Federal Research Public Access Act of 2006
In May, 2006 Senators John Cornyn (R-TX) and Joseph Lieberman (D-CT) introduced the bipartisan FRPAA (Federal Research Public Access Act). This Act would require that US Government agencies with annual extramural research expenditures of over $100 million to make manuscripts of journal articles stemming from research funded by that agency publicly available via the Internet. The manuscripts would be maintained in a stable digital repository, either the agency’s own or another that facilitates free public access, interoperability, and long-term preservation. The agency would be obliged to provide free online public access to these final peer-reviewed manuscripts or published versions not later than 6 months after publication in peer-reviewed journals.
In a floor speech of the US Senate on 2 May, 2006 Senator Cornyn said: “Our bill simply says to all researchers who seek government funding that we want the results of your work to be seen by the largest possible audience. It will ensure that US taxpayers do not have to pay twice for the same research – once to conduct it, and a second time to read it.” Not surprisingly FRPAA has received strong support from academia. Numerous university and college presidents, provosts and other senior administrators have registered their support. For example, in late July twenty-five university provosts (some very major universities included) released An Open Letter to the Higher Education Community in support of FRPAA. The authors, observing that about 50% of university research funding originates with the federal government, state categorically that “FRPAA is good for education and good for research. It is good for the American public, and it promotes broad, democratic access to knowledge.” On 6 September, 2006 the presidents of fifty-six liberal arts colleges also issued a letter supporting FRPAA. In praising FRPAA the presidents write: “Adoption of the Federal Research Public Access Act will democratize access to research information funded by tax dollars. It will benefit education, research, and the general public. We urge the higher education community, American taxpayers, and members of Congress to support its passage into law.” On 19 September, 2006 six public land-grant universities in New England, also issued a letter in support of FRPAA. The letter is signed by the Chief Academic Officers from the Universities of Connecticut, Maine, Massachusetts Amherst, New Hampshire, Rhode Island, and Vermont. In this letter to Senator Cornyn they write: “Open access to publicly funded research facilitates the candid discussion needed to accelerate research, share knowledge, improve treatment of diseases, and increase human understanding. Your bill is a crucial step in realizing this goal, and we look forward to working with you to secure the bill’s passage. . .”

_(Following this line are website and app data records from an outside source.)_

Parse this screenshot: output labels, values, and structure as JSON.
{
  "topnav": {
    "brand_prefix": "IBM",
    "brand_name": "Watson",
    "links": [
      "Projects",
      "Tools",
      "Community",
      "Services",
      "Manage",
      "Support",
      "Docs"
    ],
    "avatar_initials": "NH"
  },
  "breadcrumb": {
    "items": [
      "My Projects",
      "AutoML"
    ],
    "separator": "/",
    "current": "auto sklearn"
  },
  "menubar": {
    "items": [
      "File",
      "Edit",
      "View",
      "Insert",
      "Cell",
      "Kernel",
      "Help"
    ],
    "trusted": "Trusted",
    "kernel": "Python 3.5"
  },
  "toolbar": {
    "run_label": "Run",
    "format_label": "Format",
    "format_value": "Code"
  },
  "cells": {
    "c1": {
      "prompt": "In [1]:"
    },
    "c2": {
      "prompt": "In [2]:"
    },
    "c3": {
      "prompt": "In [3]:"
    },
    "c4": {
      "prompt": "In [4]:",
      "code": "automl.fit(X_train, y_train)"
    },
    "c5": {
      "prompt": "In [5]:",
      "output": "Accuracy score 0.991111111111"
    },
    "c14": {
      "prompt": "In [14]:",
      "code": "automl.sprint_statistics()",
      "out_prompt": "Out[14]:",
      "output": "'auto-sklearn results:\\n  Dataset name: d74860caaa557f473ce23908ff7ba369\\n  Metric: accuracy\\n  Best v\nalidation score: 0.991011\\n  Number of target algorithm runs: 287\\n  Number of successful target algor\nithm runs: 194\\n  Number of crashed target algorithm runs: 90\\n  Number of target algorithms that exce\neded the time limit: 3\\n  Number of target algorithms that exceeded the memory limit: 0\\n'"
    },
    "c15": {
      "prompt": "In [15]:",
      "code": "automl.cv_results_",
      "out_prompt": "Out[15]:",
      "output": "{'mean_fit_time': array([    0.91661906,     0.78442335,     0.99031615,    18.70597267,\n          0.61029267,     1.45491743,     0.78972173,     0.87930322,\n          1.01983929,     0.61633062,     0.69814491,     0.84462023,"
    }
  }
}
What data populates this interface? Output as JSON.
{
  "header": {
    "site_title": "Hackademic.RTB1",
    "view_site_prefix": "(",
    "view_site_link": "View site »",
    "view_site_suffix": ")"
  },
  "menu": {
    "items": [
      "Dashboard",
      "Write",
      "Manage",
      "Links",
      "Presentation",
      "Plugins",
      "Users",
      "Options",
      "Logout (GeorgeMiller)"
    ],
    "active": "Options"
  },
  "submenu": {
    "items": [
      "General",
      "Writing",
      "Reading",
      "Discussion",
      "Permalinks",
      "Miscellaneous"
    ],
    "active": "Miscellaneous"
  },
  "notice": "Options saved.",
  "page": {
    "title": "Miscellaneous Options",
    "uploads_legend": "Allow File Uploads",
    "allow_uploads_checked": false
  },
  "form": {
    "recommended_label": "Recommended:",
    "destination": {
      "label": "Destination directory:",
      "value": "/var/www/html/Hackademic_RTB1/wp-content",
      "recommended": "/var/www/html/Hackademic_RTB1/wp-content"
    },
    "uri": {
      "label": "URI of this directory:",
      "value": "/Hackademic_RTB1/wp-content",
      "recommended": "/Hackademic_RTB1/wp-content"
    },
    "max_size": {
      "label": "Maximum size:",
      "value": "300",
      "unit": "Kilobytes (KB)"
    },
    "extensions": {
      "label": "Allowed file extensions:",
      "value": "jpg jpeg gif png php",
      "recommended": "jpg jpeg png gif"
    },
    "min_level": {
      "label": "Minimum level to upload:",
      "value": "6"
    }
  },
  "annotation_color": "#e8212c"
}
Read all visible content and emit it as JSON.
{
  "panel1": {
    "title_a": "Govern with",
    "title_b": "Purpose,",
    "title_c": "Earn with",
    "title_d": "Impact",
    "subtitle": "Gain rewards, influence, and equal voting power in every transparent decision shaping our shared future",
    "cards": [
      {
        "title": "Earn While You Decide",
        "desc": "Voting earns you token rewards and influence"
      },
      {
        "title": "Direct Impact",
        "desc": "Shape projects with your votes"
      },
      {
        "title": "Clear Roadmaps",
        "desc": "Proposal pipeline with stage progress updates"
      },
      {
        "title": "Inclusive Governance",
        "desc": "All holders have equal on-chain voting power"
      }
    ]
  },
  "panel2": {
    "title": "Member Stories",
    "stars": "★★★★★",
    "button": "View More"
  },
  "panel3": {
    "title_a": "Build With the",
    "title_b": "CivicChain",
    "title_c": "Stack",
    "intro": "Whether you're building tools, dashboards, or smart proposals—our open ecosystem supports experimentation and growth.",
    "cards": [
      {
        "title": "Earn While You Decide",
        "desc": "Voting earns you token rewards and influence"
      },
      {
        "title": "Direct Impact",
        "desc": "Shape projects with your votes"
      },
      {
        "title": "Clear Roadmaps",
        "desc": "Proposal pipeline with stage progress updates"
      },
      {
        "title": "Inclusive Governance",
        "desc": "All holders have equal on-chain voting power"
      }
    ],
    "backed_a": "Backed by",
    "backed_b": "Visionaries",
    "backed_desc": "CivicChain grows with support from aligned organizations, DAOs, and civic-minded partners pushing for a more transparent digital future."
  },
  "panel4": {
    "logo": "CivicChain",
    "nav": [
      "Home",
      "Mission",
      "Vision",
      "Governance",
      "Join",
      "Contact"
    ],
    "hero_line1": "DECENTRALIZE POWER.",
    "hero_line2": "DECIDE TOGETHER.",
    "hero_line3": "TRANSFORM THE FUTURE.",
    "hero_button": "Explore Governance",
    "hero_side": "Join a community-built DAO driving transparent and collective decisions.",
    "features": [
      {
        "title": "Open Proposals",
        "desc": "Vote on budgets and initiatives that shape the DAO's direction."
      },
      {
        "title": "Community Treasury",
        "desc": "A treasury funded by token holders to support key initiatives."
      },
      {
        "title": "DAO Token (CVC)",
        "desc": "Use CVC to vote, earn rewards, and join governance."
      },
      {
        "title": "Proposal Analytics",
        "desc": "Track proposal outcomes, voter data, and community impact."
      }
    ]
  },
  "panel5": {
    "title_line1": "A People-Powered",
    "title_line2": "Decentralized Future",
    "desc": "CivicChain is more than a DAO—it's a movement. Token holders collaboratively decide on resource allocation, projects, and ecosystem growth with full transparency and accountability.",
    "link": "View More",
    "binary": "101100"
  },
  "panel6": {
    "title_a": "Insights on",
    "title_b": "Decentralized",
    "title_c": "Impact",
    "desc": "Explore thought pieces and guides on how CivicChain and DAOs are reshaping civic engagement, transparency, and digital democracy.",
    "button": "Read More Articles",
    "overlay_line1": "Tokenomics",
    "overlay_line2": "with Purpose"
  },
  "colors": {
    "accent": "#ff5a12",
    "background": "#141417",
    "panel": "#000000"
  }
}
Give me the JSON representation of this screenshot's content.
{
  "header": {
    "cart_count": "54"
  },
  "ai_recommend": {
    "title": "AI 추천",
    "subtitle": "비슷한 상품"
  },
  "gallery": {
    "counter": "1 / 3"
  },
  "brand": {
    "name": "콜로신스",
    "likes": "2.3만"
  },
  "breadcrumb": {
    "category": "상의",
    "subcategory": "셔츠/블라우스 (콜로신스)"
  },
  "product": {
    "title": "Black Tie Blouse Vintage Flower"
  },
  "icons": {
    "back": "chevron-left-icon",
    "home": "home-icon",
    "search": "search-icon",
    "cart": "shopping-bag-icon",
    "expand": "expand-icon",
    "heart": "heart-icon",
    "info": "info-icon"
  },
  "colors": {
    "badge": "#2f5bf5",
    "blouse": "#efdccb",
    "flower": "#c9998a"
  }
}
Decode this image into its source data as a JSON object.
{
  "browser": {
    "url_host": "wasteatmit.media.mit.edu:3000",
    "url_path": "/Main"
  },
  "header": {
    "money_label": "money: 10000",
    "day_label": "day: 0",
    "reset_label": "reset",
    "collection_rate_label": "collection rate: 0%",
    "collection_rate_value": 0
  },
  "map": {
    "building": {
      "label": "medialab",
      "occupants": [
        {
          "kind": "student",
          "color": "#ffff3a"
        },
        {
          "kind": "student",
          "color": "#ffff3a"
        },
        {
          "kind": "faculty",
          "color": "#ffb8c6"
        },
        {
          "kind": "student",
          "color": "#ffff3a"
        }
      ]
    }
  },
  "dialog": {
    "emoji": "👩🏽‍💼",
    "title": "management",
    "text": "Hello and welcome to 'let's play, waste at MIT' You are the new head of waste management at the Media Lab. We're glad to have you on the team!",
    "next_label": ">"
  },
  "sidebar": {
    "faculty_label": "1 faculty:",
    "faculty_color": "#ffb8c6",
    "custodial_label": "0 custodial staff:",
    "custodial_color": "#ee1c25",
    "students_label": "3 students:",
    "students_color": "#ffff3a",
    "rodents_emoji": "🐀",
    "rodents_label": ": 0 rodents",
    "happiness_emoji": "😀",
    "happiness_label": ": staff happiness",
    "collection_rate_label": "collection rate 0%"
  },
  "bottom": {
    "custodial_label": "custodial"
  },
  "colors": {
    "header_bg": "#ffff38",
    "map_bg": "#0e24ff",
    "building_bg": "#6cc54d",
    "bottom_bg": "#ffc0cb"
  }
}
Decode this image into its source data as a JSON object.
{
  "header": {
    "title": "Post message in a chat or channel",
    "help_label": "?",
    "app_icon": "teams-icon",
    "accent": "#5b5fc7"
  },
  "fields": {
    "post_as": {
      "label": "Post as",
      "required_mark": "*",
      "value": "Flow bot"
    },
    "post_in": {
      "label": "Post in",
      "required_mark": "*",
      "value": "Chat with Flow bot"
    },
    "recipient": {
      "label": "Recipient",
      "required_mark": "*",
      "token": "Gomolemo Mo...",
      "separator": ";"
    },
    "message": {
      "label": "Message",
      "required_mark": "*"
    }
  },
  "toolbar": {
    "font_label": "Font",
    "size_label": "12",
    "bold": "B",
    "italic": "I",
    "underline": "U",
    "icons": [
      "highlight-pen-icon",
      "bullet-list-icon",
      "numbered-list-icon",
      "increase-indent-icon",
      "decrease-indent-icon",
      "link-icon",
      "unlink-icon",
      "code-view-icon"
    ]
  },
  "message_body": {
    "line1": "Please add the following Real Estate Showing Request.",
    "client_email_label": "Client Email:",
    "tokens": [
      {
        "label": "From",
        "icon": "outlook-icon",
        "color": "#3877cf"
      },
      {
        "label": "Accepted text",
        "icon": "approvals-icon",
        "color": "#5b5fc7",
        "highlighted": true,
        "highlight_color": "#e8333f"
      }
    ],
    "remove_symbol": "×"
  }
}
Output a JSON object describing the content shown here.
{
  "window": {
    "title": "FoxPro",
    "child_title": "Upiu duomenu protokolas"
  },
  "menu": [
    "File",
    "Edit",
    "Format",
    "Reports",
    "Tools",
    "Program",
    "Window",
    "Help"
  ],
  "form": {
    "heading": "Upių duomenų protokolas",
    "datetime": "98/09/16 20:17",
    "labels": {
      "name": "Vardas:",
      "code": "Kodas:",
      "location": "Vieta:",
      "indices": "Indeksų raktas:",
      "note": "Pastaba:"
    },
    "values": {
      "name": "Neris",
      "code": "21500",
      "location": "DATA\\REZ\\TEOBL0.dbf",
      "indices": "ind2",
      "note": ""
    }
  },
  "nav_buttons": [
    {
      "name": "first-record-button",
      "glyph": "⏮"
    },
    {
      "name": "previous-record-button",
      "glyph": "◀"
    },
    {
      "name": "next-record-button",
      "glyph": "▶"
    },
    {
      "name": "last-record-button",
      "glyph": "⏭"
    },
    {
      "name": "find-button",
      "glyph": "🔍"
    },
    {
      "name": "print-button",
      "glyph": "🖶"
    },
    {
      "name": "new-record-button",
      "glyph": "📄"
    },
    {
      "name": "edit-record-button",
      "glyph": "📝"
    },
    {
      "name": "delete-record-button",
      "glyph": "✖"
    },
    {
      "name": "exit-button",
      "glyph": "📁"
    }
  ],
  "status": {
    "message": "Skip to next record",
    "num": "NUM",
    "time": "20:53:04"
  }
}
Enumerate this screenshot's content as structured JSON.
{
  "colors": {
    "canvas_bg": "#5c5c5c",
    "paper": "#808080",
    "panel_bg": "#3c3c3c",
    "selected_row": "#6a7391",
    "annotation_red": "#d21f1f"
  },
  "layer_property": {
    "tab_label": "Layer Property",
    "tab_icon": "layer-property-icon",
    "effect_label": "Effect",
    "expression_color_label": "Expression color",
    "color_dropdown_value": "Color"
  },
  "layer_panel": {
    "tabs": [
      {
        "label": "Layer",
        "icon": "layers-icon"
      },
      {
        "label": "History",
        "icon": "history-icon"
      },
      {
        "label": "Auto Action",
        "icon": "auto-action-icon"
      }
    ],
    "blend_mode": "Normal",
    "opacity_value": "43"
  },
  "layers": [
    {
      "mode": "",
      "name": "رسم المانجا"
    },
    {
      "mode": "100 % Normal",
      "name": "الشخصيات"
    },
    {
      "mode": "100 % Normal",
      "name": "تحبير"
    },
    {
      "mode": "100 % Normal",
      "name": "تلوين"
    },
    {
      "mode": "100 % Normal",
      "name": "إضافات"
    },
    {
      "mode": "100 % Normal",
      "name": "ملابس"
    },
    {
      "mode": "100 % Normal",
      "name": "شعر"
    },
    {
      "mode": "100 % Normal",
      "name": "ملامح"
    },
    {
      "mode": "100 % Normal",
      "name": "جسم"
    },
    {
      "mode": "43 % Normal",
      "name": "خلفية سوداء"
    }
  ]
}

Nevertheless, many professional and scholarly publishers are strongly critical of FRPAA as is evident in a 9 May, 2006 press release by the Association of American Publishers. Though publishers raise a variety of objections, it’s likely their primary concern is the potential loss of revenue to publishers if the Bill is passed. Dr. Brian D. Crawford, chairman of the Professional and Scholarly Publishing Division of the Association of American Publishers, and a Senior Vice President of the American Chemical Society, acknowledges that publishers are fearful that the Bill “would result in a significant loss of revenue from subscriptions, licensing, and individual article sales, thereby making it difficult for them to sustain and recoup the investments they make in support of scientific communication.” However, Peter Suber, an influential Open Access supporter and a professor of philosophy at Earlham College, contends in a 10 May commentary on the AAP’s press release that it is likely that FRPAA will not be detrimental to subscriptions. However, he cogently argues that even if FRPAA results in loss of revenue for publishers “the public interest takes precedence. The mission of the publicly-funded research agencies is to advance science and research, not to protect the revenues of private-sector businesses.”
In the Fall 2005 issue of the Library Newsletter I wrote of the NIH Public Access Policy that requested all NIH-funded investigators to deposit their final manuscripts in PubMed Central 12 months after the official date of final publication. Because self-archiving was not mandated the NIH Policy was arguably doomed to failure. Only about 4% of eligible articles were archived. Consequently, the mandating element of FRPAA (within six months and not twelve) promises far greater success in having scholarly articles disseminated freely. Moreover, many more disciplines are now covered by FRPAA and not just those coming under the rubric of the NIH. In addition, the researcher’s own institutional repository may be appropriate for archiving the document once it satisfies the conditions of free public access, interoperability, and long-term preservation. It is not limited to a central archive. More information about FRPAA may be accessed on the ARL SPARC page Federal Research Public Access Act of 2006 (S.2695).
In closing, may I remind Boston College authors that they do not have to wait until there is a government mandate to deposit their published articles in an institutional or disciplinary digital repository. Once such articles do not run counter to copyright restrictions that may be imposed by the journals’ publishers, they may be deposited in Boston College Libraries’ eScholarship@BC. Moreover, articles deposited in eScholarship@BC are by no means limited to those whose research has been funded by the federal government.
For more information please contact Mark Caprio, eScholarship Program Manager.
Collection Development Librarian